NZ release: 02 November 2023
Sex scenes, violence, offensive language and content that may disturb Rated on: 10 October 2023
What’s it about?
Margot, a 20-year-old sophomore college student, meets Robert, an older man and regular attendee at the movie theatre she works at. The pair begin to flirt via text and then date until a series of differing perceptions, miscommunications, and misunderstandings prompt Margot to take decisive action. The film is told from Margot's perspective as she navigates dating and aims to find a balance between societal expectations and her own desires.
- Director Susanna Fogel (The Spy Who Dumped Me)
- English language
- Runtime 118 minutes
- Inspired by The New Yoker fictional short story by Kirsten Roupenian
Why did it get this rating?
The film sets the tone of the story with the Margaret Atwood quote:
“Men are afraid women will laugh at them.
Women are afraid men will kill them.”
The film features a drawn out but not graphic sex scene, that is in parts amusing, uncomfortable, mediocre, and disturbing. Margot isn’t enjoying the sex and copes by talking to herself and disconnecting from her own body. Her subconscious is depicted as herself standing in the room watching the interaction and questioning what is going on. We see Margot and Robert going through different sexual positions, but the focus of the camera and the scene is more on Margot’s face and her inner dialogue than a graphic depiction of the sex. This scene shows the grey areas of consent and communication with a sexual partner. The scene may be uncomfortable for people who have had negative sexual experiences.

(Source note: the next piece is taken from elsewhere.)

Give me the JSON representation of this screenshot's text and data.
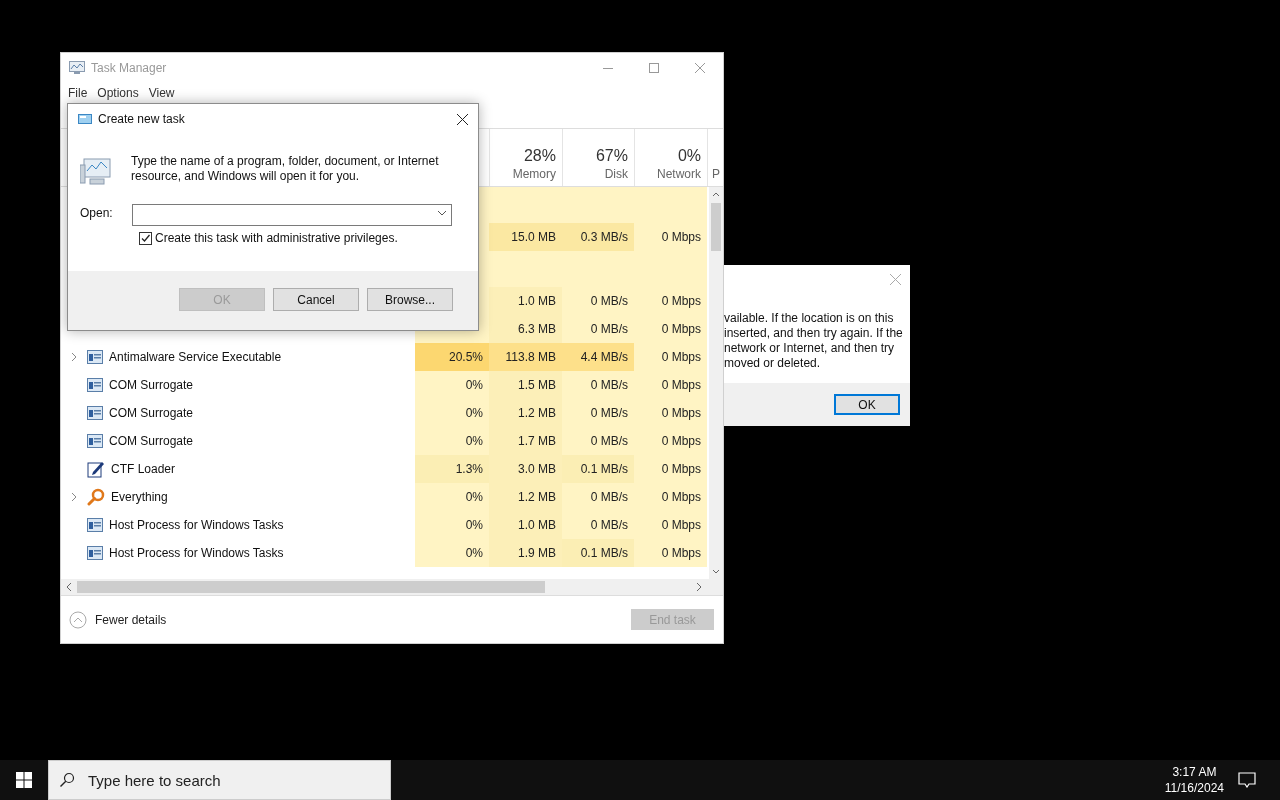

Margot fears violence at the hands of men and imagines frightening scenarios while she’s with Robert. These flash by quickly but are disturbing: she imagines him trapping her in a small closet and pinning her to the wall; locking the doors and choking her to prevent her leaving his car; imagining a chained and bloodied woman inside one of the rooms in his home.
In a climactic scene Margot wakes to find herself injured and trapped inside Robert’s apartment. They fight as she attempts to leave, and he tries to stop her. We see her biting him, he chokes her, she hits him with a bottle. They’re both bloodied and badly injured.
Strong swear words are used at times in a shocking and aggressive way. For example “you f*cking manipulated me”, “don’t f*cking move”, “whore”.
Content that may disturb
Throughout the film Margot has dreamlike fantasies and nightmares that inter cut with the present day ‘reality’ that we see playing out. In one nightmare she is walking in a dark hallway with blood streaks on the wall. We see a headless corpse lying in a pool of blood. A growling dog stands by the body and has the corpse’s head in its mouth.
Margot starts to believe Robert is stalking her after she rejects him. His text messages become increasingly hostile, and he messages ‘whore’ after she doesn’t respond. We see him waiting outside her workplace and she feels she’s being watched and followed.
The themes of female agency, power dynamics between men and women – including age differences in a relationship – and the challenges of dating in the digital age play out in ways that are designed to make the viewer uncomfortable. This discomfort can be a good conversation starter with young people (16 and older) if you’re watching together.
If you or someone you know needs to talk:
‘Cat Person’ and Me (Slate)
Recent featured decisions
Violence, offensive language and sex scenes
A young French captain named Napoleon Bonaparte leads his forces to a series of military victories. His successes in battle lead to him taking control of the French Empire, while struggling to maintain control of his marriage to Empress Joséphine – and his own destiny.
Squid Game: The Challenge
Season 1: Episode 1-10
Inspired by the Netflix series, Squid Game, 465 real-life contestants compete in a series of challenges based on Korean children's games for a $4.56 million cash prize – the largest single cash prize in history.